Originally to be called B-R-R! until saner minds took hold, this posits that cats are evil and taking over the world and then proceeds to fail in convincing us of this fact. A slightly over acting Peter Cushing plays Wilbur Gray who is convinced that our feline friends are up to no good and rushes to his publisher (played by an imperious Ray Milland) to persuade him by telling him three tales from his files.
First up, and the best of a fairly mediocre bunch, we have London 1912 – Susan Penhaligon (who is interviewed on the Blu Ray extras) plays Janet, the maid of a rich old dear Mrs Melkin (Joan Greenwood). She overhears her telling her lawyer to change her will and cut out her nephew Michael (Simon Williams) – her only surviving relative – and leave her fortune to the multitude of moggies that live with her. As Janet is secretly dating the former inheritor they plan for her to open the safe, where the new will has been deposited and destroy it. Caught in the act she kills poor old Mrs Melkin… and then the cats, who have seen what has happened, attack – though really it is painfully obvious that the tabby terrors are being thrown at Penhaligon from off screen as she gamely tries to look frightened. All the cutaways to the supposedly scary kitties look like they are largely indifferent to the proceedings.
Our final delve into moggy mayhem is apparently a comedy – though there are few laughs to be had in Hollywood 1936. Donald Pleasence chews the furniture as the ridiculously named Valentine De’ath, an actor who, having disposed of his wife, has new girlfriend Edina (Samantha Eggar trying her best to out ham Pleasence) given a role in his new film – which despite this being set in 30s Hollywood looks more like they are filming one of Roger Corman’s Poe pictures. Celebrating their good fortune back at his house they are spied on by the cat of his now dead wife. You can guess where this is heading!
Inevitably the wrap around with Cushing and Milland also has a sting in the tale.
Sadly despite the best efforts of a good cast this is a remarkably dull affair and never convinces of its central tenet that cats are about to take over the world – mostly these stories show our feline friends taking revenge for acts outside of their control and much of the time they look like they could care less. Movies about scary kitties are a well worn theme in movies but few, if any, really show that they are frightening in any way (recently I watched another entry in this small genre subsection called Strays which also failed to make felines fearsome).
Well presented on Blu Ray by Severin Films this was taken from a recently found internegative – it has not been restored as far as one can see and exhibits some print damage throughout though it is not too distracting.

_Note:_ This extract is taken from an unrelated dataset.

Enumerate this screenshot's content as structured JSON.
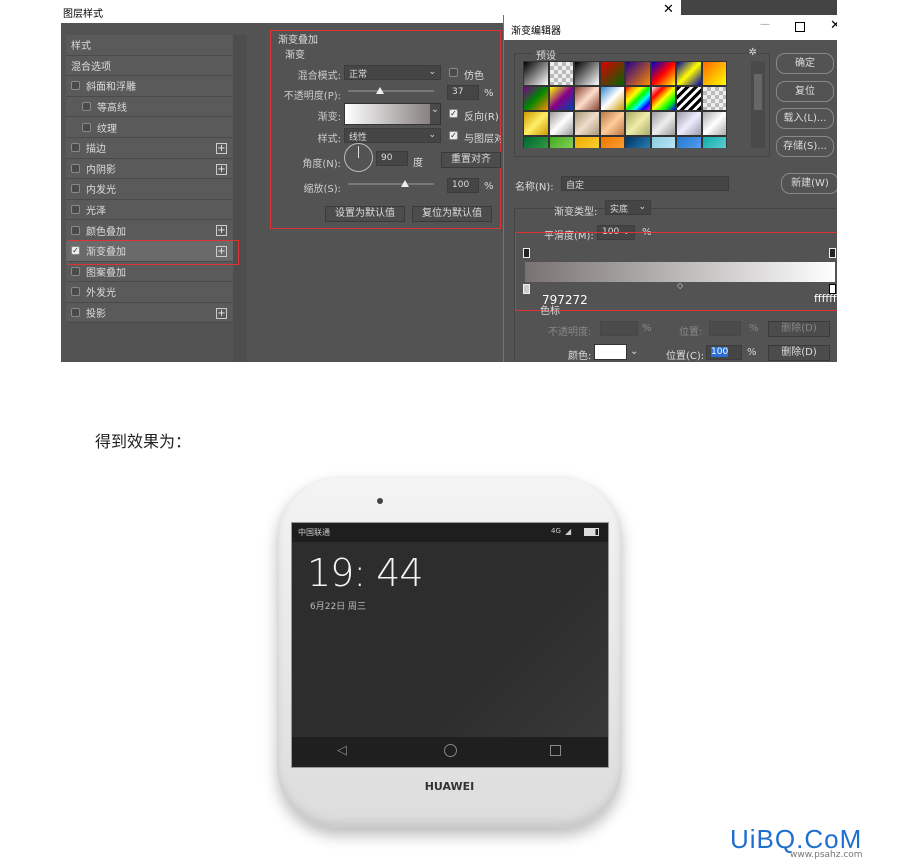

As previously mentioned there is also a short interview with Susan Penhaligon and a trailer
For an alternate take on this film check out Kevin Nickelson’s write up in our book Son of Unsung Horrors.